▶ _The data_
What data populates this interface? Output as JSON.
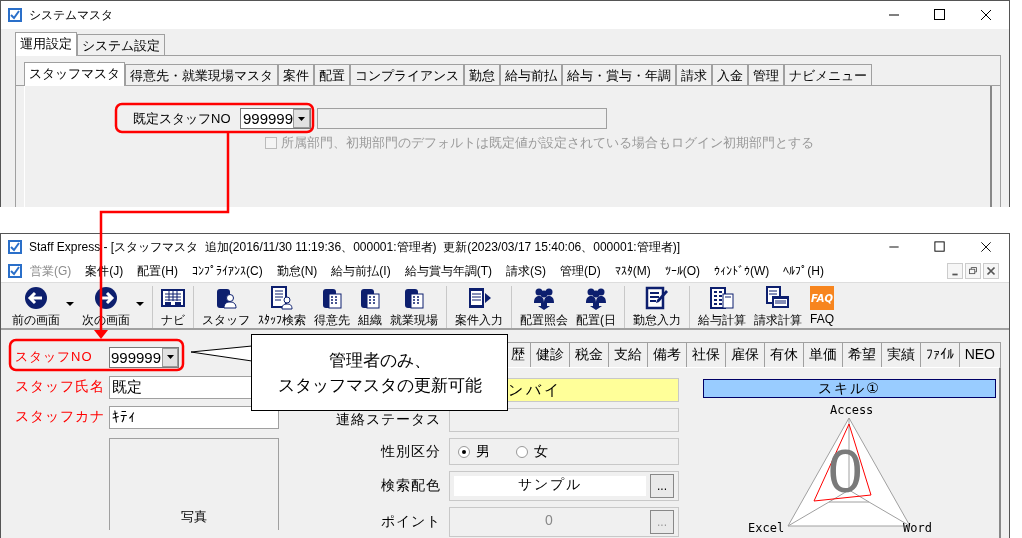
{
  "system_window": {
    "title": "システムマスタ",
    "outer_tabs": [
      {
        "label": "運用設定",
        "selected": true
      },
      {
        "label": "システム設定",
        "selected": false
      }
    ],
    "inner_tabs": [
      {
        "label": "スタッフマスタ",
        "selected": true
      },
      {
        "label": "得意先・就業現場マスタ",
        "selected": false
      },
      {
        "label": "案件",
        "selected": false
      },
      {
        "label": "配置",
        "selected": false
      },
      {
        "label": "コンプライアンス",
        "selected": false
      },
      {
        "label": "勤怠",
        "selected": false
      },
      {
        "label": "給与前払",
        "selected": false
      },
      {
        "label": "給与・賞与・年調",
        "selected": false
      },
      {
        "label": "請求",
        "selected": false
      },
      {
        "label": "入金",
        "selected": false
      },
      {
        "label": "管理",
        "selected": false
      },
      {
        "label": "ナビメニュー",
        "selected": false
      }
    ],
    "default_staff_no": {
      "label": "既定スタッフNO",
      "value": "999999"
    },
    "option": {
      "label": "所属部門、初期部門のデフォルトは既定値が設定されている場合もログイン初期部門とする",
      "checked": false,
      "disabled": true
    }
  },
  "main_window": {
    "title": "Staff Express - [スタッフマスタ  追加(2016/11/30 11:19:36、000001:管理者)  更新(2023/03/17 15:40:06、000001:管理者)]",
    "menu": [
      {
        "label": "営業(G)",
        "disabled": true
      },
      {
        "label": "案件(J)",
        "disabled": false
      },
      {
        "label": "配置(H)",
        "disabled": false
      },
      {
        "label": "ｺﾝﾌﾟﾗｲｱﾝｽ(C)",
        "disabled": false
      },
      {
        "label": "勤怠(N)",
        "disabled": false
      },
      {
        "label": "給与前払(I)",
        "disabled": false
      },
      {
        "label": "給与賞与年調(T)",
        "disabled": false
      },
      {
        "label": "請求(S)",
        "disabled": false
      },
      {
        "label": "管理(D)",
        "disabled": false
      },
      {
        "label": "ﾏｽﾀ(M)",
        "disabled": false
      },
      {
        "label": "ﾂｰﾙ(O)",
        "disabled": false
      },
      {
        "label": "ｳｨﾝﾄﾞｳ(W)",
        "disabled": false
      },
      {
        "label": "ﾍﾙﾌﾟ(H)",
        "disabled": false
      }
    ],
    "toolbar": [
      {
        "items": [
          {
            "label": "前の画面",
            "dropdown": true
          },
          {
            "label": "次の画面",
            "dropdown": true
          }
        ]
      },
      {
        "items": [
          {
            "label": "ナビ",
            "dropdown": false
          }
        ]
      },
      {
        "items": [
          {
            "label": "スタッフ",
            "dropdown": false
          },
          {
            "label": "ｽﾀｯﾌ検索",
            "dropdown": false
          },
          {
            "label": "得意先",
            "dropdown": false
          },
          {
            "label": "組織",
            "dropdown": false
          },
          {
            "label": "就業現場",
            "dropdown": false
          }
        ]
      },
      {
        "items": [
          {
            "label": "案件入力",
            "dropdown": false
          }
        ]
      },
      {
        "items": [
          {
            "label": "配置照会",
            "dropdown": false
          },
          {
            "label": "配置(日",
            "dropdown": false
          }
        ]
      },
      {
        "items": [
          {
            "label": "勤怠入力",
            "dropdown": false
          }
        ]
      },
      {
        "items": [
          {
            "label": "給与計算",
            "dropdown": false
          },
          {
            "label": "請求計算",
            "dropdown": false
          },
          {
            "label": "FAQ",
            "badge": "FAQ",
            "dropdown": false
          }
        ]
      }
    ],
    "tabs": [
      {
        "label": "歴",
        "selected": false
      },
      {
        "label": "健診",
        "selected": false
      },
      {
        "label": "税金",
        "selected": false
      },
      {
        "label": "支給",
        "selected": false
      },
      {
        "label": "備考",
        "selected": false
      },
      {
        "label": "社保",
        "selected": false
      },
      {
        "label": "雇保",
        "selected": false
      },
      {
        "label": "有休",
        "selected": false
      },
      {
        "label": "単価",
        "selected": false
      },
      {
        "label": "希望",
        "selected": false
      },
      {
        "label": "実績",
        "selected": false
      },
      {
        "label": "ﾌｧｲﾙ",
        "selected": false
      },
      {
        "label": "NEO",
        "selected": false
      }
    ],
    "staff_fields": [
      {
        "label": "スタッフNO",
        "value": "999999",
        "kind": "combo"
      },
      {
        "label": "スタッフ氏名",
        "value": "既定",
        "kind": "text"
      },
      {
        "label": "スタッフカナ",
        "value": "ｷﾃｨ",
        "kind": "text"
      }
    ],
    "photo": {
      "label": "写真"
    },
    "detail_rows": [
      {
        "kind": "highlight",
        "value": "ンバイ"
      },
      {
        "kind": "text",
        "label": "連絡ステータス"
      },
      {
        "kind": "radio",
        "label": "性別区分",
        "options": [
          {
            "label": "男",
            "selected": true
          },
          {
            "label": "女",
            "selected": false
          }
        ]
      },
      {
        "kind": "picker",
        "label": "検索配色",
        "value": "サンプル",
        "button": "...",
        "disabled": false
      },
      {
        "kind": "picker",
        "label": "ポイント",
        "value": "0",
        "button": "...",
        "disabled": true
      }
    ],
    "skill": {
      "title": "スキル①",
      "score": "0",
      "axes": [
        "Access",
        "Excel",
        "Word"
      ]
    }
  },
  "callout": {
    "lines": [
      "管理者のみ、",
      "スタッフマスタの更新可能"
    ]
  }
}
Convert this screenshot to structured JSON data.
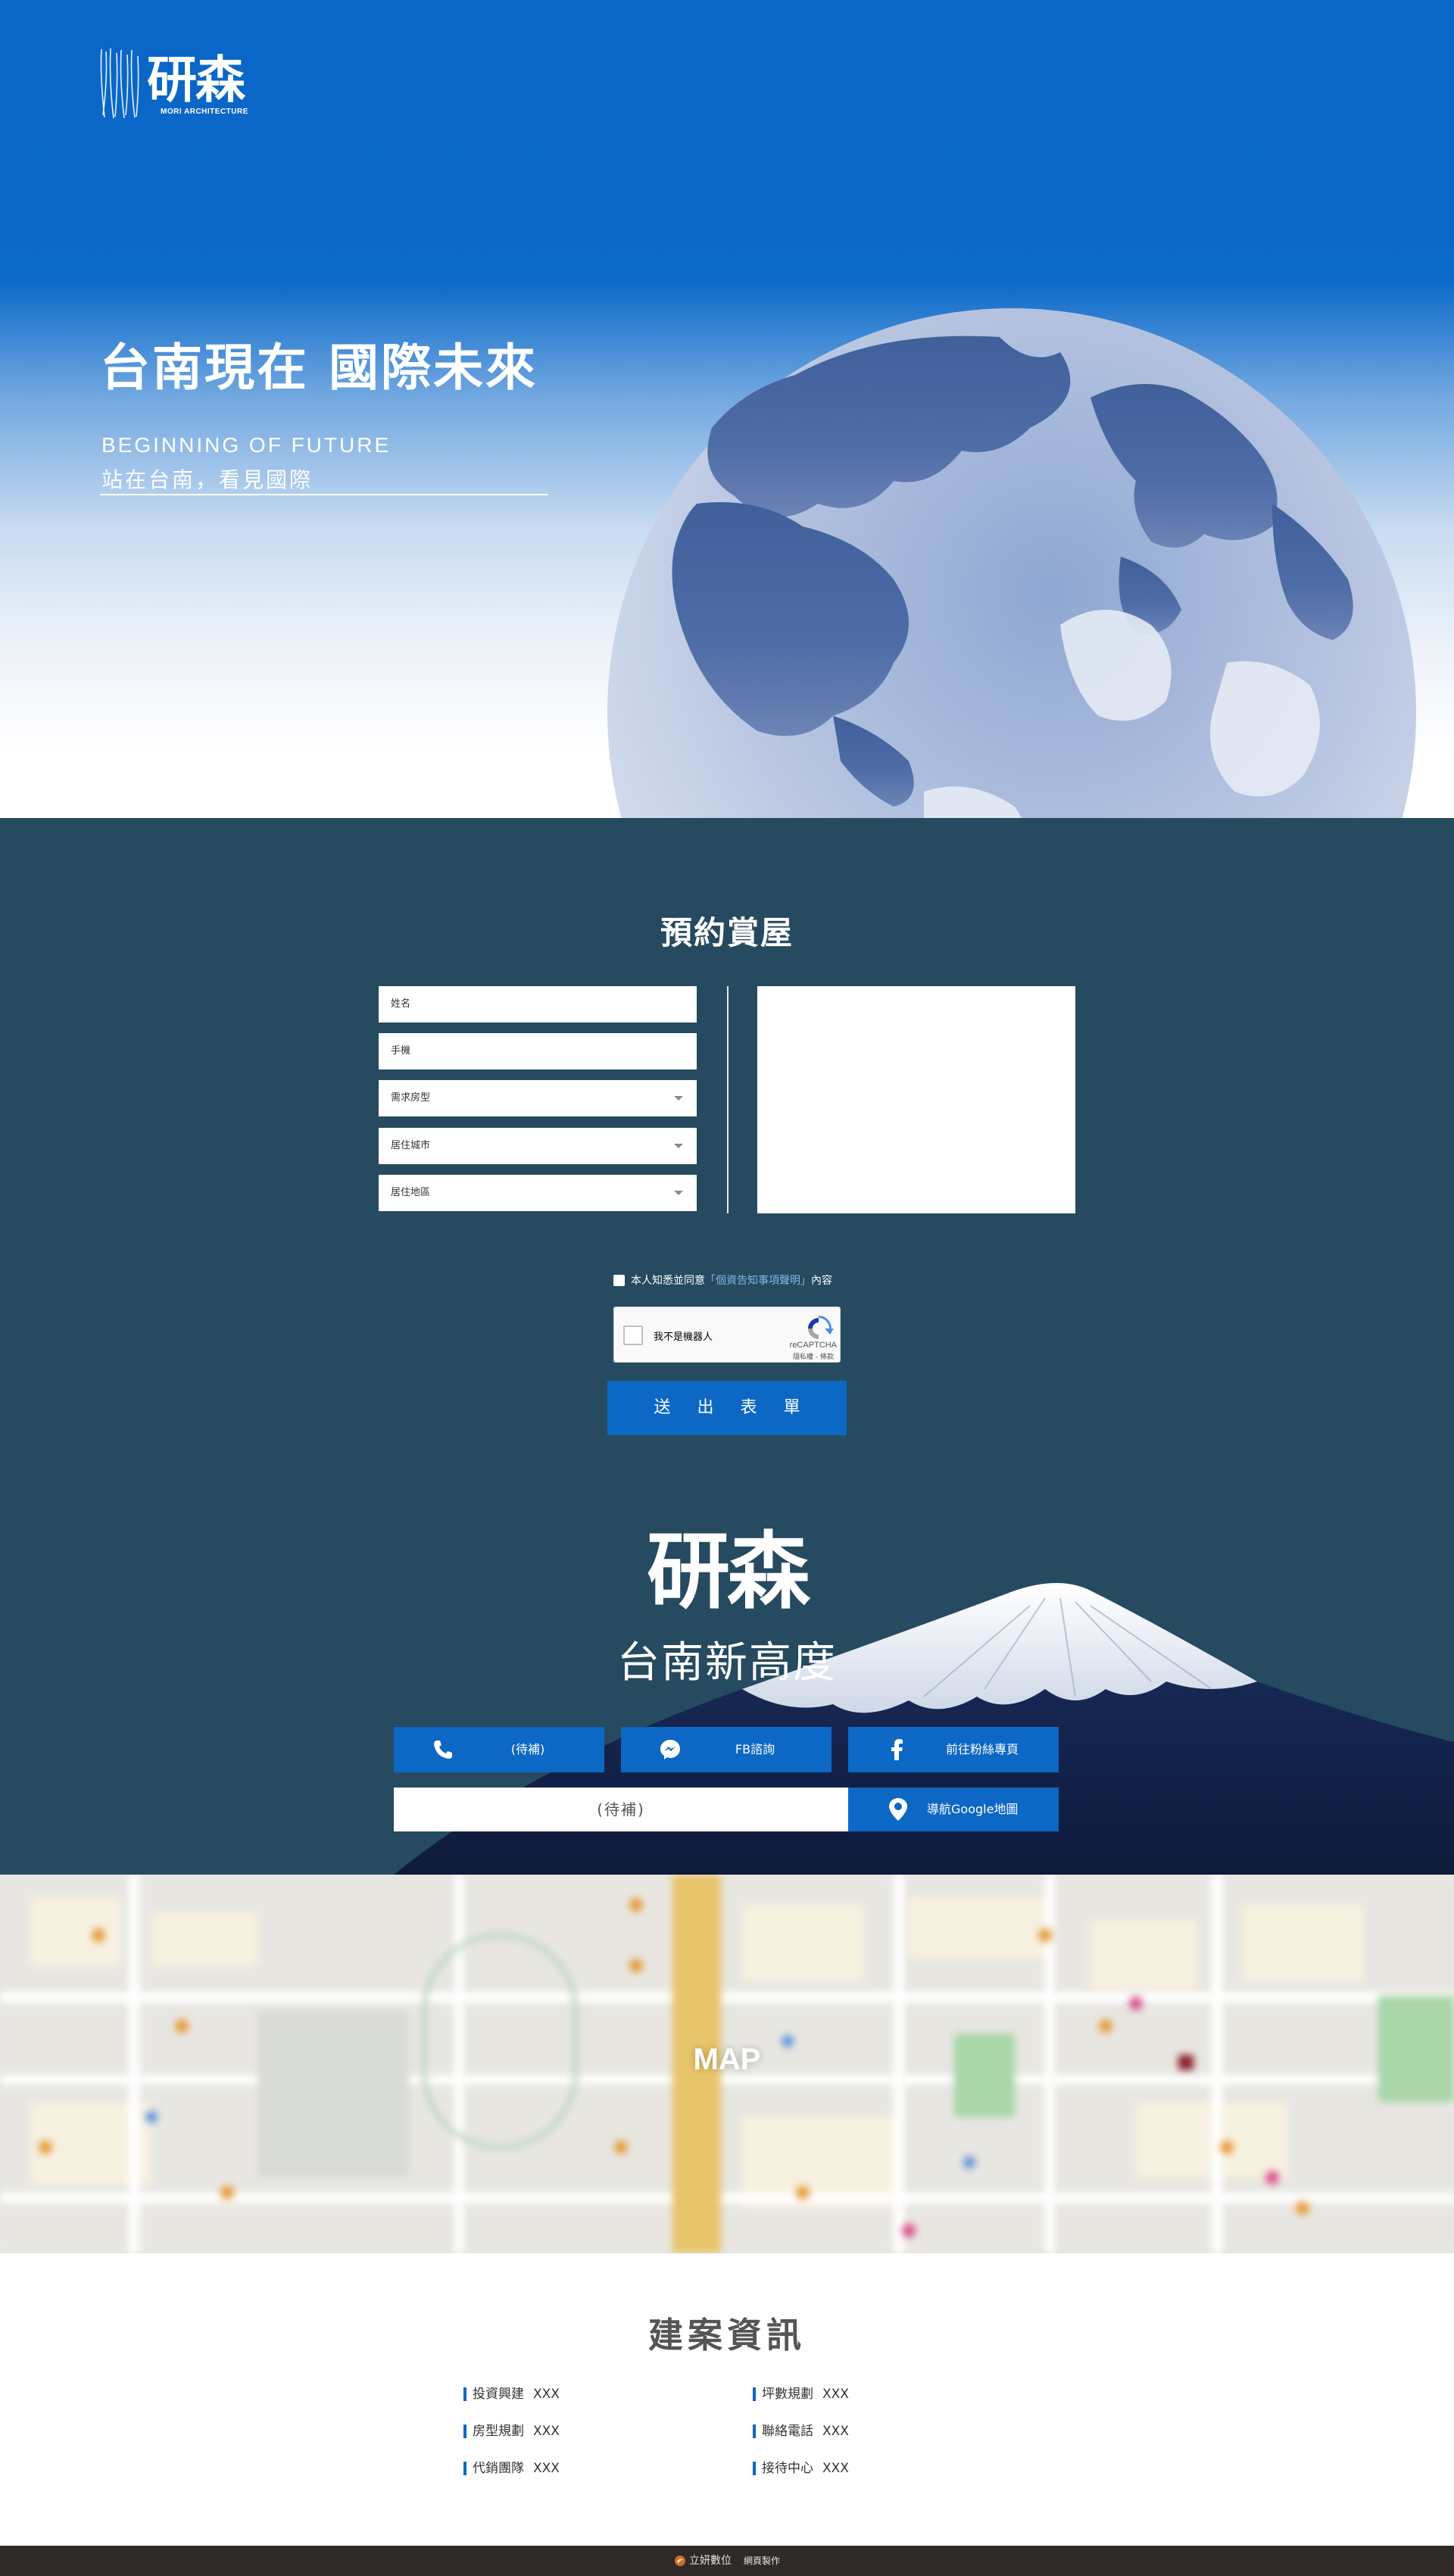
{
  "brand": {
    "logo_text": "研森",
    "logo_sub": "MORI ARCHITECTURE"
  },
  "hero": {
    "title": "台南現在 國際未來",
    "subtitle_en": "BEGINNING OF FUTURE",
    "subtitle_zh": "站在台南，看見國際"
  },
  "form": {
    "title": "預約賞屋",
    "fields": {
      "name": "姓名",
      "phone": "手機",
      "room_type": "需求房型",
      "city": "居住城市",
      "district": "居住地區"
    },
    "agree_prefix": "本人知悉並同意",
    "agree_link": "「個資告知事項聲明」",
    "agree_suffix": "內容",
    "captcha_label": "我不是機器人",
    "captcha_brand": "reCAPTCHA",
    "captcha_terms": "隱私權 - 條款",
    "submit_label": "送 出 表 單"
  },
  "contact": {
    "brand_big": "研森",
    "tagline": "台南新高度",
    "phone_label": "(待補)",
    "fb_chat_label": "FB諮詢",
    "fan_page_label": "前往粉絲專頁",
    "address": "(待補)",
    "nav_label": "導航Google地圖"
  },
  "map": {
    "label": "MAP"
  },
  "info": {
    "title": "建案資訊",
    "items": [
      {
        "label": "投資興建",
        "value": "XXX"
      },
      {
        "label": "坪數規劃",
        "value": "XXX"
      },
      {
        "label": "房型規劃",
        "value": "XXX"
      },
      {
        "label": "聯絡電話",
        "value": "XXX"
      },
      {
        "label": "代銷團隊",
        "value": "XXX"
      },
      {
        "label": "接待中心",
        "value": "XXX"
      }
    ]
  },
  "footer": {
    "company": "立妍數位",
    "made": "網頁製作"
  },
  "colors": {
    "primary": "#0d67c4",
    "dark_section": "#264a5f",
    "footer": "#2f2a28",
    "info_accent": "#0d67c4"
  },
  "icons": [
    "phone-icon",
    "messenger-icon",
    "facebook-icon",
    "map-pin-icon",
    "dropdown-caret-icon",
    "recaptcha-icon"
  ]
}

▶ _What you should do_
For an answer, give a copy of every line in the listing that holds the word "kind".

▶ _Output of the task_
        "kind": "combo"
        "kind": "text"
        "kind": "text"
        "kind": "highlight",
        "kind": "text",
        "kind": "radio",
        "kind": "picker",
        "kind": "picker",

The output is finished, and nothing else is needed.